I felt mildly nauseous after lunch so Chris and I decided to have a nap. I really needed this bit of sleep to catch up to the new time zone and fill in the gap that I missed on the long flight. The two-hour nap was my reset button; the cockroach was gone, the condom was
cleaned up, we met a sweet older Spanish woman from the first floor apartment who barely spoke English, and the streets suddenly seemed more charming.
We went to the famous food market off Las Ramblas called La Boqueria for a short time.
One cramped walk through was enough as it was insanely busy. This was the Toronto St. Lawrence Market on crack. I quickly realized that overly tourist areas aren’t for me, my anxiety, or my clutched onto purse. We decided to get underground metro passes and head to the waterfront harbour district. From there it was a bit of a guessing game (where I am usually right but Chris wants to check the map and figure things out only to realize that, yes, I am absolutely right).
We walked along the harbour-front and in between small nearby streets. I found a store called Only in the Sea near an open square with public ping pong tables and dogs running about where I purchased a 1950s-esque hair band and a pink painted fan to help beat the heat.
We decided that we weren’t hungry, but wanted to enjoy a drink with a view so we went along the street facing the Mediterranean Sea. Some places wouldn’t take us unless we ordered food as well so we kept looking. We found a bar and the man asked us if we wanted to drink upstairs. To our surprise and delight there was the most beautiful oasis of a rooftop patio called Hotel 54. We had a great view of the city and the water.

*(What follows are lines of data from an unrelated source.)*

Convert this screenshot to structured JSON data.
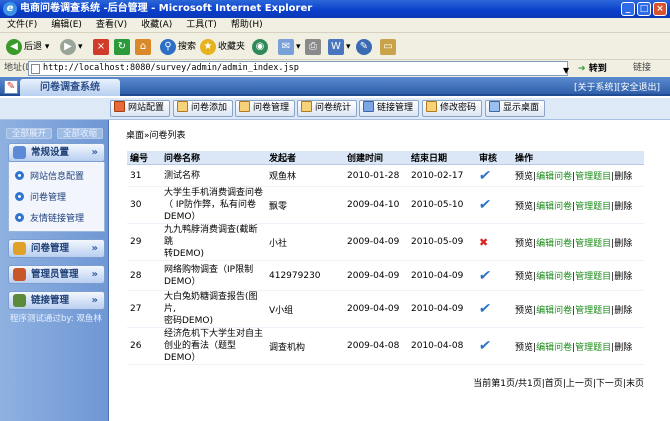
{
  "window": {
    "title": "电商问卷调查系统 -后台管理 - Microsoft Internet Explorer",
    "menus": [
      "文件(F)",
      "编辑(E)",
      "查看(V)",
      "收藏(A)",
      "工具(T)",
      "帮助(H)"
    ]
  },
  "toolbar": {
    "back": "后退",
    "search": "搜索",
    "favorites": "收藏夹"
  },
  "address": {
    "label": "地址(D)",
    "url": "http://localhost:8080/survey/admin/admin_index.jsp",
    "go": "转到",
    "links": "链接"
  },
  "app": {
    "title": "问卷调查系统",
    "about": "[关于系统]",
    "logout": "[安全退出]"
  },
  "nav": [
    "网站配置",
    "问卷添加",
    "问卷管理",
    "问卷统计",
    "链接管理",
    "修改密码",
    "显示桌面"
  ],
  "sidebar": {
    "expand_all": "全部展开",
    "collapse_all": "全部收缩",
    "groups": [
      "常规设置",
      "问卷管理",
      "管理员管理",
      "链接管理"
    ],
    "items": [
      "网站信息配置",
      "问卷管理",
      "友情链接管理"
    ],
    "footer": "程序测试通过by: 观鱼林"
  },
  "breadcrumb": "桌面»问卷列表",
  "table": {
    "headers": [
      "编号",
      "问卷名称",
      "发起者",
      "创建时间",
      "结束日期",
      "审核",
      "操作"
    ],
    "rows": [
      {
        "id": "31",
        "name": [
          "测试名称"
        ],
        "sponsor": "观鱼林",
        "created": "2010-01-28",
        "end": "2010-02-17",
        "approved": true
      },
      {
        "id": "30",
        "name": [
          "大学生手机消费调查问卷",
          "（ IP防作弊，私有问卷",
          "DEMO）"
        ],
        "sponsor": "飘零",
        "created": "2009-04-10",
        "end": "2010-05-10",
        "approved": true
      },
      {
        "id": "29",
        "name": [
          "九九鸭脖消费调查(截断跳",
          "转DEMO)"
        ],
        "sponsor": "小社",
        "created": "2009-04-09",
        "end": "2010-05-09",
        "approved": false
      },
      {
        "id": "28",
        "name": [
          "网络购物调查（IP限制",
          "DEMO）"
        ],
        "sponsor": "412979230",
        "created": "2009-04-09",
        "end": "2010-04-09",
        "approved": true
      },
      {
        "id": "27",
        "name": [
          "大白兔奶糖调查报告(图片,",
          "密码DEMO)"
        ],
        "sponsor": "V小组",
        "created": "2009-04-09",
        "end": "2010-04-09",
        "approved": true
      },
      {
        "id": "26",
        "name": [
          "经济危机下大学生对自主",
          "创业的看法（题型",
          "DEMO）"
        ],
        "sponsor": "调查机构",
        "created": "2009-04-08",
        "end": "2010-04-08",
        "approved": true
      }
    ],
    "actions": {
      "preview": "预览",
      "edit": "编辑问卷",
      "manage": "管理题目",
      "delete": "删除"
    }
  },
  "pager": "当前第1页/共1页|首页|上一页|下一页|末页"
}
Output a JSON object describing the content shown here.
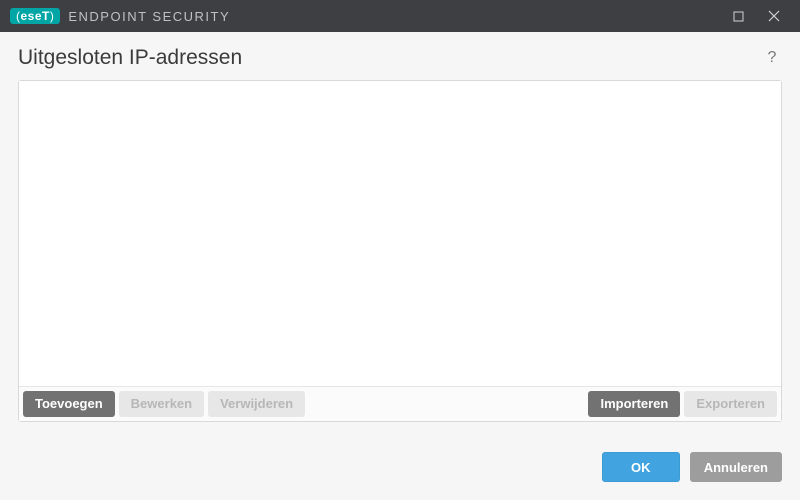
{
  "titlebar": {
    "logo_text": "(eseT)",
    "product_name": "ENDPOINT SECURITY"
  },
  "page": {
    "title": "Uitgesloten IP-adressen"
  },
  "panel_actions": {
    "add": "Toevoegen",
    "edit": "Bewerken",
    "remove": "Verwijderen",
    "import": "Importeren",
    "export": "Exporteren"
  },
  "footer": {
    "ok": "OK",
    "cancel": "Annuleren"
  },
  "list": {
    "items": []
  }
}
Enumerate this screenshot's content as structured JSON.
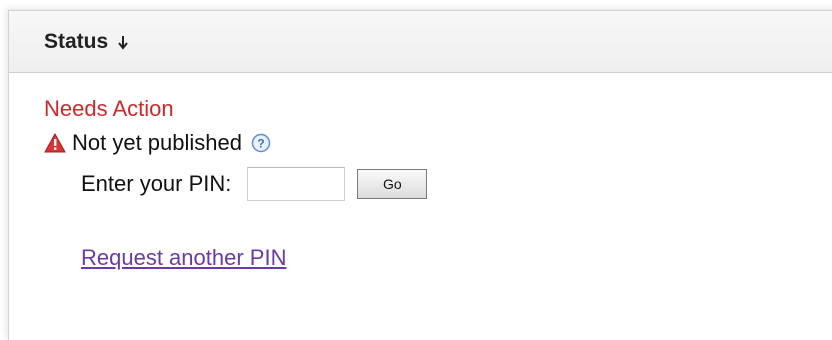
{
  "header": {
    "title": "Status",
    "sort_icon": "arrow-down-icon"
  },
  "status": {
    "heading": "Needs Action",
    "heading_color": "#cc2a2a",
    "state_icon": "warning-icon",
    "state_text": "Not yet published",
    "help_icon": "help-icon"
  },
  "pin": {
    "label": "Enter your PIN:",
    "input_value": "",
    "submit_label": "Go"
  },
  "link": {
    "request_pin_label": "Request another PIN",
    "color": "#6a3aa8"
  }
}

We talked about who might own the million dollar yachts that pulled in and out of the ports and day dreamed a little. I ordered a strawberry Daiquiri as I often do when I’m thinking about my dog of the same name and Chris had the best gin and tonic of his life. We then each had a Bourbon neat – our Spanish bartender had never heard of the term ‘neat,’ apparently they call it plain in Barcelona. This rooftop patio was an intimate paradise and catapulted our somewhat shaky start to the honeymoon into bliss.
We watched the sun go down from the oasis-like bar and then made our way back to the street in search of dinner. We shared a delicious plate of paella after a starter of prosciutto. The walk back to the apartment seemed doable and allowed us to see the city at night so we made our way back to the apartment by foot. The walk was about a half hour long and we enjoyed seeing the already attractive architecture lit up with spotlights.
Chris found a gluten free beer from the shop and wanted to drink it as we walked, something that he insisted he saw other people doing (I later looked this up and discovered it is only occasionally regulated by the authorities, but is in fact illegal). A friendly German tourist leant him a lighter to open it – a Canadian and a German can both appreciate a cold beer. I poured a glass of white wine for myself back at the apartment as Chris drank his beer. We relaxed in the heat, with our room fan pointed directly at us and we winded down for the evening. After a long first day we were asleep by 10:45pm Barcelona time, excited for what was to come in the next day.
Collection of other photos from day one: